══ SUPPLIED DATA ══
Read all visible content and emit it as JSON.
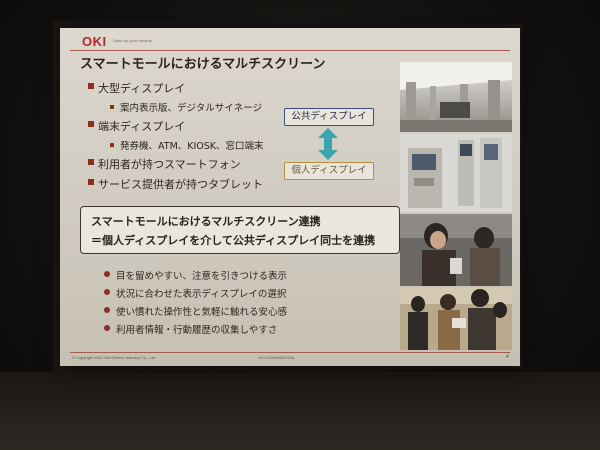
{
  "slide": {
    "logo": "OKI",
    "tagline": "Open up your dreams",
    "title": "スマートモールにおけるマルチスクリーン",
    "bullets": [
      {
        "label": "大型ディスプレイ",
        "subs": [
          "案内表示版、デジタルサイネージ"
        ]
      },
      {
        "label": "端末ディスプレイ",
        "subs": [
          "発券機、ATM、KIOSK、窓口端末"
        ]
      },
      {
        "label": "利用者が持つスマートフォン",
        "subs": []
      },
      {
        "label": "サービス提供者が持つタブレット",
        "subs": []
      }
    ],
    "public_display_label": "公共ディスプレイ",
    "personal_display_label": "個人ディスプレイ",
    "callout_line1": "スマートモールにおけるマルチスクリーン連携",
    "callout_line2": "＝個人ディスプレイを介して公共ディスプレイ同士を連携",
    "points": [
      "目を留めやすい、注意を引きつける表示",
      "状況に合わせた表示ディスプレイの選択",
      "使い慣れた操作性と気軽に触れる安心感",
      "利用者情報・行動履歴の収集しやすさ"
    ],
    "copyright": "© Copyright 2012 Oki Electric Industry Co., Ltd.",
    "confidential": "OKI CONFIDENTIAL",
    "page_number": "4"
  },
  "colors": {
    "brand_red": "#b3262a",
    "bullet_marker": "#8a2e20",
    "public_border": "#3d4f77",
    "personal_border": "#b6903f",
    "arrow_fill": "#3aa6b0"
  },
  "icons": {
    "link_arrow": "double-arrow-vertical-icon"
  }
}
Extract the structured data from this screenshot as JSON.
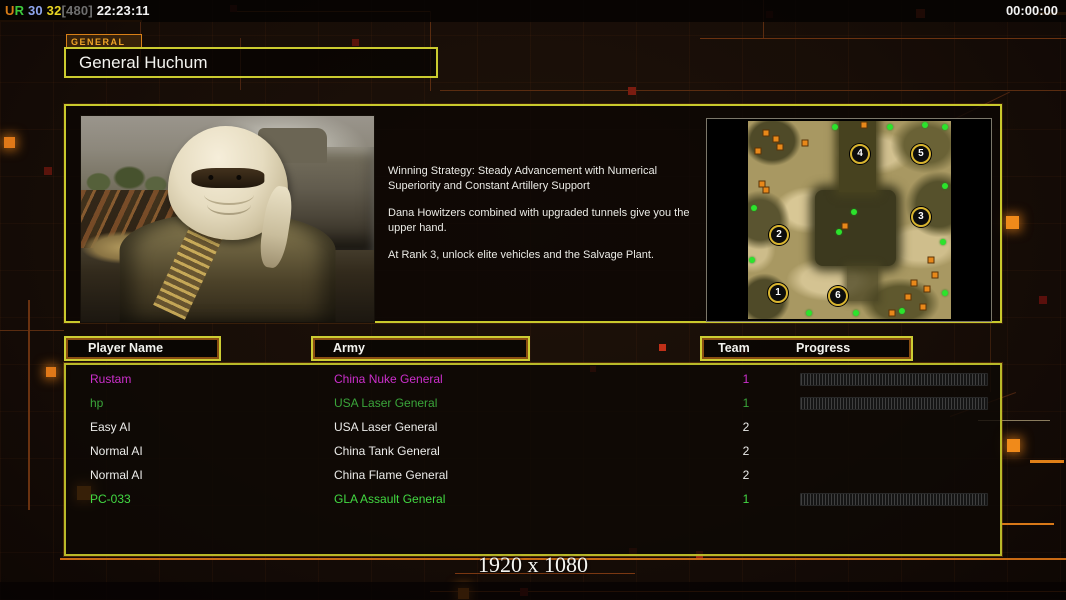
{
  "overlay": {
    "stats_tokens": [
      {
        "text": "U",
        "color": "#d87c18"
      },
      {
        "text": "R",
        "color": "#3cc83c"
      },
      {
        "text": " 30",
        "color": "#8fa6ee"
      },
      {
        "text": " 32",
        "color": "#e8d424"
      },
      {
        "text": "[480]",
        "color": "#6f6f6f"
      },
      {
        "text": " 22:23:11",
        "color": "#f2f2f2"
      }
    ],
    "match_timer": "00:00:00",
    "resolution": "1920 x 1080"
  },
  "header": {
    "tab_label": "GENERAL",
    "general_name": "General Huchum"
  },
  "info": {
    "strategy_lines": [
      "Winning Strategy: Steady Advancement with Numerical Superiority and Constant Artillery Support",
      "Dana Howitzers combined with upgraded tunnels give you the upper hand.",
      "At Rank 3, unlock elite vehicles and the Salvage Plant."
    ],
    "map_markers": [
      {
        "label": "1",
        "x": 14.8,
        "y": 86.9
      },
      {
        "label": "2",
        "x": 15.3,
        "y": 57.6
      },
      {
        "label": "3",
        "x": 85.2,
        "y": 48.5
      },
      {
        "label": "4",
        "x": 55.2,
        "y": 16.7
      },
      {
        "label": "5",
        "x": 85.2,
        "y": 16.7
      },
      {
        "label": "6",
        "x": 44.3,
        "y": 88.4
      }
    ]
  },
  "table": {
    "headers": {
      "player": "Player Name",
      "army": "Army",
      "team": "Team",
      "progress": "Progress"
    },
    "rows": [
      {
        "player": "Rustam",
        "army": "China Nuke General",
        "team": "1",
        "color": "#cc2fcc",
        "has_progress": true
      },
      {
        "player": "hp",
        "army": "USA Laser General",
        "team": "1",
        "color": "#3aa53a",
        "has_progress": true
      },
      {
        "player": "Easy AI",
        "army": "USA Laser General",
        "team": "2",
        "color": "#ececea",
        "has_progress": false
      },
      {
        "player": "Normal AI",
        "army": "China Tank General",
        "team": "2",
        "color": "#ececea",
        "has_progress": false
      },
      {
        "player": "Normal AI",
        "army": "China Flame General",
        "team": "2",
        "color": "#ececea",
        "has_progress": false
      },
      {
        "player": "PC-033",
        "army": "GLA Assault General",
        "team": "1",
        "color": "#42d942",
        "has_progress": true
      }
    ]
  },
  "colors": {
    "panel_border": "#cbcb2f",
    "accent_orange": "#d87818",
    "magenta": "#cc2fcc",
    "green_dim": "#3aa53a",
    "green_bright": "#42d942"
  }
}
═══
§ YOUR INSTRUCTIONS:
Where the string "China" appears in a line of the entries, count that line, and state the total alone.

§ EXERCISE RESPONSE:
3